The decision of the Federal Communications Commission (FCC) on net neutrality has gathered public scrutiny. However, the repeal of a variety of regulations could reshape local TV newsrooms.

The FCC oversees the television, phone, and radio industries in the United States. In late October, it was announced the FCC would be doing away with the Main Studio Rule: Radio and TV stations will no longer be required to have a studio near the community they broadcast.

In November, the FCC rolled back the rules on broadcast ownership. This was done in hopes of a greater industry consolidation.

According to assistant professor of telecommunication policy at the University of Virginia and former FCC intern Christopher Ali: “The main studio rule was one of the last bastions of localism regulation we have…Everyone keeps saying local is important. Even the FCC keeps saying this. But they’re eliminating the rules that protect localism.”

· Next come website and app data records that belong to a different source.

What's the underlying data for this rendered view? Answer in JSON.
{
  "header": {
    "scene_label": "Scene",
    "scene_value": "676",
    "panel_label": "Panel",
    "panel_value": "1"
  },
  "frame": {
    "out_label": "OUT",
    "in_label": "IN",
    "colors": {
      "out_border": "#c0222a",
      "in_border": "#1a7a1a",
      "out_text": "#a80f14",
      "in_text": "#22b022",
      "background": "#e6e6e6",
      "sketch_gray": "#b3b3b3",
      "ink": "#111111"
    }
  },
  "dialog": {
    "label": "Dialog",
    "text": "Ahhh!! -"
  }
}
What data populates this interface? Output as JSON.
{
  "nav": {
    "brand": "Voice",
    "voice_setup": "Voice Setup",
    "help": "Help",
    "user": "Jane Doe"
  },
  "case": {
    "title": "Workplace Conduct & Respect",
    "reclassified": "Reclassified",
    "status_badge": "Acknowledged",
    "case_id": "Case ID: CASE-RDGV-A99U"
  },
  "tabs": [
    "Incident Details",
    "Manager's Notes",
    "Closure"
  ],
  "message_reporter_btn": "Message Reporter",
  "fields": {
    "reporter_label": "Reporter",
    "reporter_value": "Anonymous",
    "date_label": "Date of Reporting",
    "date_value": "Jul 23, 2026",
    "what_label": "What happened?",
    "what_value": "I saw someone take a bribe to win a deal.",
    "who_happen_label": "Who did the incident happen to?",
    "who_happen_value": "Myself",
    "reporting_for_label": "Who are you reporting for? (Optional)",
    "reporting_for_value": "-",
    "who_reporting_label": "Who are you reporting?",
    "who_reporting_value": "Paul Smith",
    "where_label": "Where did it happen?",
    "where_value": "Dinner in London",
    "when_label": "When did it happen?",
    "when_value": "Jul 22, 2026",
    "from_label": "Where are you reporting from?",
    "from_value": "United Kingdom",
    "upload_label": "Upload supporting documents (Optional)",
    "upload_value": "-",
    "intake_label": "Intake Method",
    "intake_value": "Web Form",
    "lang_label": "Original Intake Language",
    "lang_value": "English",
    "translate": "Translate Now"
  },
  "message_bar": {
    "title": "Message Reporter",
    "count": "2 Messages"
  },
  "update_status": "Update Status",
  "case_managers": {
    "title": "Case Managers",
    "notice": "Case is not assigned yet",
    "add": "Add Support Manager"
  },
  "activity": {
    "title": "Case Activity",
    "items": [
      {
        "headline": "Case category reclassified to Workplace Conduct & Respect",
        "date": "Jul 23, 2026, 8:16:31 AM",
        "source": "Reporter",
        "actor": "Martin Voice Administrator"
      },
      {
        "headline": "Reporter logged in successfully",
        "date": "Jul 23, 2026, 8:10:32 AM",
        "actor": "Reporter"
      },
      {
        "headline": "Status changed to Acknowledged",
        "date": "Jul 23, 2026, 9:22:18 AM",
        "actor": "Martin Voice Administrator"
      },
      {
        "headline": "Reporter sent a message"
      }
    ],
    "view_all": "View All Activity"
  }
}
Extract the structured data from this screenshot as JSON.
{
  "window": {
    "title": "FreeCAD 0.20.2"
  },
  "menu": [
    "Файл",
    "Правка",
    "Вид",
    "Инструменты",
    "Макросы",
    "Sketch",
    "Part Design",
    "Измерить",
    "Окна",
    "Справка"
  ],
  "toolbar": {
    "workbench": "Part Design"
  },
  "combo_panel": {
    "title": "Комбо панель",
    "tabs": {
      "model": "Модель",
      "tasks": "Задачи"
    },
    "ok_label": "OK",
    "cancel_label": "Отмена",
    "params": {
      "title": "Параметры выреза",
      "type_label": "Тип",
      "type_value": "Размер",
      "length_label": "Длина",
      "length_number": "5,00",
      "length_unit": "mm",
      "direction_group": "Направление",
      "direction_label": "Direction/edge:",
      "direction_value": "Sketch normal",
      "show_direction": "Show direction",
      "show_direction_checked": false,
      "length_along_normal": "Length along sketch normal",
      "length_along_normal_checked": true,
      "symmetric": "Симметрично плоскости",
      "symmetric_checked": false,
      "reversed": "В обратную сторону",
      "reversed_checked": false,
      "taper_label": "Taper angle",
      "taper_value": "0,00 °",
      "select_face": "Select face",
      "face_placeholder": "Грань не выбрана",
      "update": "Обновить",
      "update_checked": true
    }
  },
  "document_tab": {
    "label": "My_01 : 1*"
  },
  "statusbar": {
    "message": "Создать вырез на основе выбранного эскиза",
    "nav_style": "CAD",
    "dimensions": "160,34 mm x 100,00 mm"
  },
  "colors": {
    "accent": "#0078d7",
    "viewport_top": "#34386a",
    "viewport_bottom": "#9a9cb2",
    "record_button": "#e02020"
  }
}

The Telecommunications Act of 1996 was supposed to build the “Information Superhighway” and a time for radio consolidation. The act encouraged the approach of broadcast radio from a national level and narrowed opportunities for locally owned stations.

As a result, by 2002, Clear Channel (iHeartMedia) grew from 40 stations to 1,240 across the country. This was 30 times more than was previously permitted by congressional regulation, according to the advocacy nonprofit Future of Music Coalition. Only the illusion of locality remained. Hundreds of DJs were laid off and they were replaced with hosts, who broadcasted to multiple markets at the same time.

Clear Channel was criticized for its size and influence on artist development and music playlists. The company assimilated the sound of FM radio and “strong-armed acts into playing company venues in return for airplay.” Clear Channel posted a “myths versus facts” page on its website to counteract the criticisms.
Both radio and broadcast television have encountered the hurdle of online programming. The recent FCC changes could mean “another watershed moment in an already fraught industry,” according to Neiman Lab.
Nneka Nwosu Faison is a Boston-based reporter who wonders if the retraction of the main studio rule will be the end of local news. “If all you have is a hub, you’re never going to have stories that are specific to that town or market. What our national leaders are saying on Twitter doesn’t affect what’s going on with the Johnson family in their schools and their trash pickup or snow removal.”

Lobby group, The National Association of Broadcasters said the main studio rule was no longer useful. This is the era of mobile newsgathering and multiple content delivery platforms. The group expected the money saved would be put into better programming and equipment to serve the local communities.
The National Association of Broadcasters called the media ownership rules irrational but said, “…they have also weakened the newspaper industry, cost journalism jobs and forced local broadcast stations onto unequal footing with our national pay-TV and radio competitors.”

The news director at KAMR/KCIT, owned by Nexstar in Amarillo, Texas, told a local reporter, “It’s called local news for a reason. A lot of what we do is about relationships. You need to know the people where you live, how the people think.”

However, the change has been felt and local reporters are losing their jobs because advertising money is moving from broadcasting to online platforms. People are losing their jobs while reporters are having to take on film, photography, and editing.

Some blame the evolution of social media for the retraction of the studio regulation. The public would prefer to interact with stations and stream the show in their free time. Americans aged 18-29 use streaming as the primary means for accessing television shows.

Nwosu is spending her fellowship researching how news organizations can use social media to their advantage. There are multiple ways to reach a station and with social media you can even respond in real time, however, in order to have a situation looked into, boots on the ground is best.

Traveling to get the story does not mean the report will be effective or build trust in news organizations. For example, Lauren McGaughy, a Dallas Morning News reporter drove from Austin to the location of the church shooting only to write an apology letter to the 600-person town for the media’s behavior.

The FCC decisions are changing things at a fast pace, however, Nwosu is hopeful there will be more local news produced in different ways.

By Jeanette Smith


Neiman Lab: The FCC is swiftly changing national media policy. What does that mean on the local level?

Image Courtesy of Joshua Delaughter’s Flickr Page – Creative Commons License